Task brief: Tell me how many lines of the entries below include the string "second", and give only the number.

Records for processing:
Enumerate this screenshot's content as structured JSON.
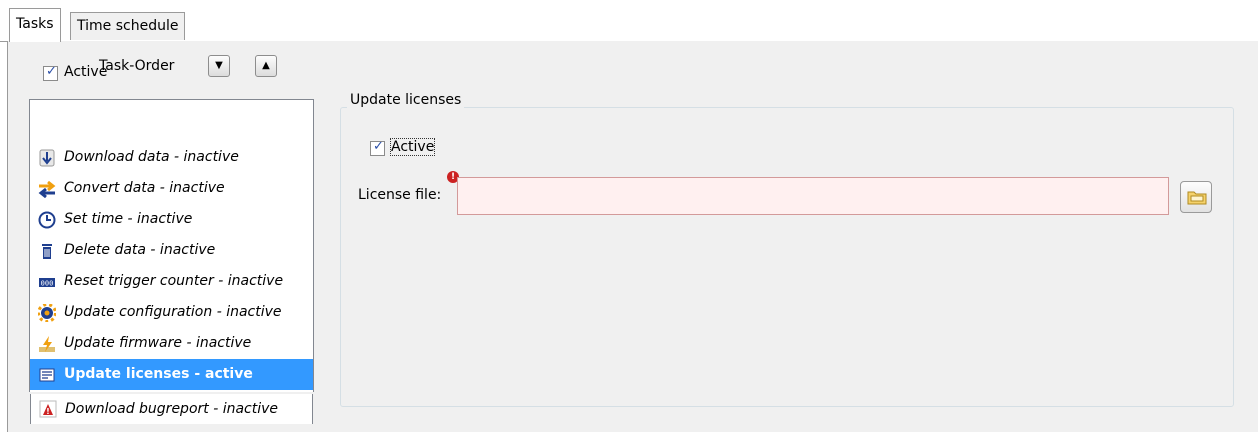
{
  "tabs": [
    {
      "label": "Tasks",
      "selected": true
    },
    {
      "label": "Time schedule",
      "selected": false
    }
  ],
  "top": {
    "active_label": "Active",
    "active_checked": true
  },
  "task_order": {
    "label": "Task-Order",
    "down_icon": "triangle-down-icon",
    "up_icon": "triangle-up-icon"
  },
  "tasks": [
    {
      "label": "Download data - inactive",
      "icon": "download-arrow-icon"
    },
    {
      "label": "Convert data - inactive",
      "icon": "convert-arrows-icon"
    },
    {
      "label": "Set time - inactive",
      "icon": "clock-icon"
    },
    {
      "label": "Delete data - inactive",
      "icon": "trash-icon"
    },
    {
      "label": "Reset trigger counter - inactive",
      "icon": "counter-icon"
    },
    {
      "label": "Update configuration - inactive",
      "icon": "gear-icon"
    },
    {
      "label": "Update firmware - inactive",
      "icon": "firmware-bolt-icon"
    },
    {
      "label": "Update licenses - active",
      "icon": "license-icon",
      "selected": true
    },
    {
      "label": "Download bugreport - inactive",
      "icon": "bugreport-icon"
    }
  ],
  "detail": {
    "group_title": "Update licenses",
    "active_label": "Active",
    "active_checked": true,
    "license_label": "License file:",
    "license_value": "",
    "error_icon": "error-icon",
    "browse_icon": "folder-icon"
  },
  "colors": {
    "selection": "#3399ff",
    "error_field": "#fff0f0"
  }
}
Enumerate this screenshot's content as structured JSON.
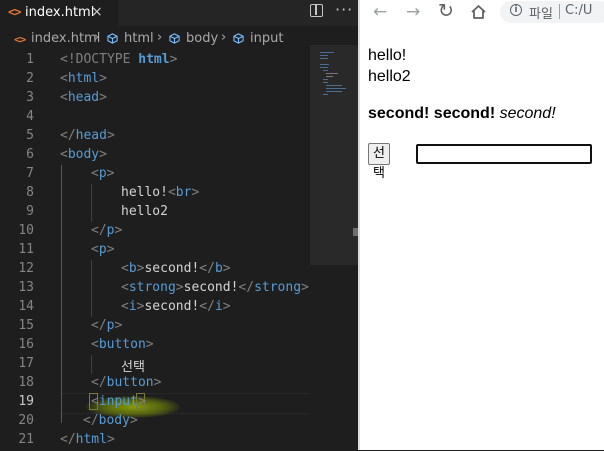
{
  "editor": {
    "tab": {
      "icon": "html-file-icon",
      "label": "index.html",
      "close": "×"
    },
    "actions": {
      "split": "split-editor-icon",
      "more": "···"
    },
    "breadcrumb": [
      "index.html",
      "html",
      "body",
      "input"
    ],
    "active_line": 19,
    "line_numbers": [
      "1",
      "2",
      "3",
      "4",
      "5",
      "6",
      "7",
      "8",
      "9",
      "10",
      "11",
      "12",
      "13",
      "14",
      "15",
      "16",
      "17",
      "18",
      "19",
      "20",
      "21"
    ],
    "lines": {
      "l1_a": "<!DOCTYPE ",
      "l1_b": "html",
      "l1_c": ">",
      "l2_a": "<",
      "l2_b": "html",
      "l2_c": ">",
      "l3_a": "<",
      "l3_b": "head",
      "l3_c": ">",
      "l5_a": "</",
      "l5_b": "head",
      "l5_c": ">",
      "l6_a": "<",
      "l6_b": "body",
      "l6_c": ">",
      "l7_a": "<",
      "l7_b": "p",
      "l7_c": ">",
      "l8_text": "hello!",
      "l8_a": "<",
      "l8_b": "br",
      "l8_c": ">",
      "l9_text": "hello2",
      "l10_a": "</",
      "l10_b": "p",
      "l10_c": ">",
      "l11_a": "<",
      "l11_b": "p",
      "l11_c": ">",
      "l12_a": "<",
      "l12_b": "b",
      "l12_c": ">",
      "l12_text": "second!",
      "l12_d": "</",
      "l12_e": "b",
      "l12_f": ">",
      "l13_a": "<",
      "l13_b": "strong",
      "l13_c": ">",
      "l13_text": "second!",
      "l13_d": "</",
      "l13_e": "strong",
      "l13_f": ">",
      "l14_a": "<",
      "l14_b": "i",
      "l14_c": ">",
      "l14_text": "second!",
      "l14_d": "</",
      "l14_e": "i",
      "l14_f": ">",
      "l15_a": "</",
      "l15_b": "p",
      "l15_c": ">",
      "l16_a": "<",
      "l16_b": "button",
      "l16_c": ">",
      "l17_text": "선택",
      "l18_a": "</",
      "l18_b": "button",
      "l18_c": ">",
      "l19_a": "<",
      "l19_b": "input",
      "l19_c": ">",
      "l20_a": "</",
      "l20_b": "body",
      "l20_c": ">",
      "l21_a": "</",
      "l21_b": "html",
      "l21_c": ">"
    },
    "colors": {
      "background": "#1e1e1e",
      "tag": "#569cd6",
      "bracket": "#808080",
      "text": "#d4d4d4",
      "highlight": "#aacc00"
    }
  },
  "browser": {
    "nav": {
      "back": "←",
      "forward": "→",
      "reload": "↻",
      "home": "home-icon"
    },
    "address": {
      "info": "i",
      "label": "파일",
      "url": "C:/U"
    },
    "page": {
      "line1": "hello!",
      "line2": "hello2",
      "bold": "second!",
      "strong": "second!",
      "italic": "second!",
      "button_label": "선택",
      "input_value": ""
    }
  }
}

Result below: 6